This project crosses the line between that of architecture and visual communication, transcending the notion of a billboard to that of an interactive intervention. During the day, it serves as an abstraction of the urban layout of Dubai: random 3d patches of building projections rising from a flat desert canvas. While during the night, the billboard allows its citizens to dematerialize it with their shadows.” — Farah Nasri
The classic harmony, symmetry and balance of the Islamic grid is deconstructed and reassembled to express a contemporary perspective on Dubai. A complex city with multiple layers, a society fused with cultures, growing from its heritage and moving forward.” — Lucas Surtie
When selected for this project I knew immediately that the Mashrabiya would be the cornerstone of my installation. The concept was to create a contemporary interpretation of this traditional latticed motif. I used brightly colored metal to symbolize the vibrant energy, cultural individuality and strength of survival that I have found while living in Dubai. — Elise Vazelakis
From the towering shiny buildings down to the dusty streets, the stencil wall takes inspiration from the urban environment. A busy city under construction, local wildlife and cultural icons are juxtaposed to create stories of everyday Dubai.” — Sandra Surtie
What fascinates me about Dubai is how it is a vast construction site, where everything is constantly shifting, much like the desert sands it is built upon. This naturally lead me to use orange safety fencing, found around construction sites, to mirror patterns left by the wind as it blows across dunes.” — Michal Teague

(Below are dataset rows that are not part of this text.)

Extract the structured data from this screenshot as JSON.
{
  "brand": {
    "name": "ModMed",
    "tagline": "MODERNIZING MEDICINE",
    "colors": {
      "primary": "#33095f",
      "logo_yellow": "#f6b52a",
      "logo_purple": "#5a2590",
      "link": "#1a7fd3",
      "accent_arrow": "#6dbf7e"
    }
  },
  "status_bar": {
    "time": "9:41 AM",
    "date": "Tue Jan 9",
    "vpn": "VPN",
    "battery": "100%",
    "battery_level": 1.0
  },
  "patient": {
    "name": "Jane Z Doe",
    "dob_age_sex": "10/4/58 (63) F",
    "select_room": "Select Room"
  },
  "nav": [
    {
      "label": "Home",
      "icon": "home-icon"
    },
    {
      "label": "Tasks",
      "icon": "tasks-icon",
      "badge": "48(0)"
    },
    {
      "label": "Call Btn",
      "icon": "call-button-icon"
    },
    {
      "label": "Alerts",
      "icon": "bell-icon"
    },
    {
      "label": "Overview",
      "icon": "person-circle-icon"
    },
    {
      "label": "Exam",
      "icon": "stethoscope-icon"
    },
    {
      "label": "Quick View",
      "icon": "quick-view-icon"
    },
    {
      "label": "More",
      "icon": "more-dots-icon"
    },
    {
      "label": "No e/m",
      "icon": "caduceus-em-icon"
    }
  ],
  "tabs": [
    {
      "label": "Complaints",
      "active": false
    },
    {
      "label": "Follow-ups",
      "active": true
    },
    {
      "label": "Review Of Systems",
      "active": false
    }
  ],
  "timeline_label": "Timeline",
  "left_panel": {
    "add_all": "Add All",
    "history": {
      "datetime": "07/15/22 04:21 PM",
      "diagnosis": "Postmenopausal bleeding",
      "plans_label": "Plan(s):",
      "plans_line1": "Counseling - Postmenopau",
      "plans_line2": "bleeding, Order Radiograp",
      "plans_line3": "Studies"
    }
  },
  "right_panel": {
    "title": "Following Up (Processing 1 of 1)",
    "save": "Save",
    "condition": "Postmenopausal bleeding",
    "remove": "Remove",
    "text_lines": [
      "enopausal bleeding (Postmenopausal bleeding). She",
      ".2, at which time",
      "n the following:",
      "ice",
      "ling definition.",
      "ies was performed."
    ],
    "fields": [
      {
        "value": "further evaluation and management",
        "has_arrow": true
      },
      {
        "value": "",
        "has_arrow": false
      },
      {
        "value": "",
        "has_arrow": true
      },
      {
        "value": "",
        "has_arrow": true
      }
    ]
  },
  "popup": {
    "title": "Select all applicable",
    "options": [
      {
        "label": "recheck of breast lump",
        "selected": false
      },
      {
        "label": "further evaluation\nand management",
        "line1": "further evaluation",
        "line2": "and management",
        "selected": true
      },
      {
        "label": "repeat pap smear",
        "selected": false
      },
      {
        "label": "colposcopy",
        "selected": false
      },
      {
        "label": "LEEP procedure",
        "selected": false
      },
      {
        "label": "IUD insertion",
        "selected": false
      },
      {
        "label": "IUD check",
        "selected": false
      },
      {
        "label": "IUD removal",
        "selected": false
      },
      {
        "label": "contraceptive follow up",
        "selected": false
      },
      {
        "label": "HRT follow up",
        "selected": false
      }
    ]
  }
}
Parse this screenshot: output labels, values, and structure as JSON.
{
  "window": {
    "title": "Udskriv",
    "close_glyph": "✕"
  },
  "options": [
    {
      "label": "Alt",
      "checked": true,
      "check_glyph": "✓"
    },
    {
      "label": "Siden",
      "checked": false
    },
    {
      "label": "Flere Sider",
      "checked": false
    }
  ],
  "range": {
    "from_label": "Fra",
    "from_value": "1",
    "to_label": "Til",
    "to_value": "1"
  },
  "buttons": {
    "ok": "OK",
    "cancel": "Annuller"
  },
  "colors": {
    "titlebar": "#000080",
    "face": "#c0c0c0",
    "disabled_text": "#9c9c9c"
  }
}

Dubai is a fascinating city, full of opportunity and saturated with numerous experiences. Cat in the Big City was inspired by that notion; a sense of what it would be like a cat, a curious adventurer, experiencing the city like we do. The concept is based on how each of our experiences vastly differs from the person standing right beside us. Having it printed on vinyl draws the viewers in to be a part of the story and give it their own touch; a connection between the viewer and the artwork.” — Areej Al Hammadi
The city of Dubai serves as a great inspiration for my piece in the ‘Outdoor Art Project’. In fact, it is my only motivation. My work is influenced by my surroundings and life experiences. Dubai, being the city that I grew up in, serves as that main source of thoughts, vision, and encouragement. I want my piece to show viewers that Dubai does not just inspire me to create this piece, but also inspires others to proudly be a part of it. — Hadier Shihabi
Dubai, being cosmopolitan with a cultural diversity of almost 200 nationalities that made this city their home, is what inspired my artwork. This fantastic blend of people, learn and respect each other’s ethnic background. Integrating...commingling.” — Flordeliza Pesigan
Dubai the quintessential metropolis has a glow at night that surround us with Rainbow colors and ray of light’s that you can’t just avoid it, but you just have to enjoy it and capture it, I lived to see the glow from a simple Lantern to an amazing ray of lights that covers the city with it rainbows glow” — Mohammed Ali Abdulla Mohammed Al Marzooqi
A very young but growing city; A global city and a business hub; A city with profound culture and tradition that is also modern. The initiative behind our concept is to portray diversity within the city that we live in. There is so much more beauty to this city deeper than the eye can see. A multi-layered city where one can discover many characteristics within. You can lose yourself or find it in “Something” city.” —FN Designs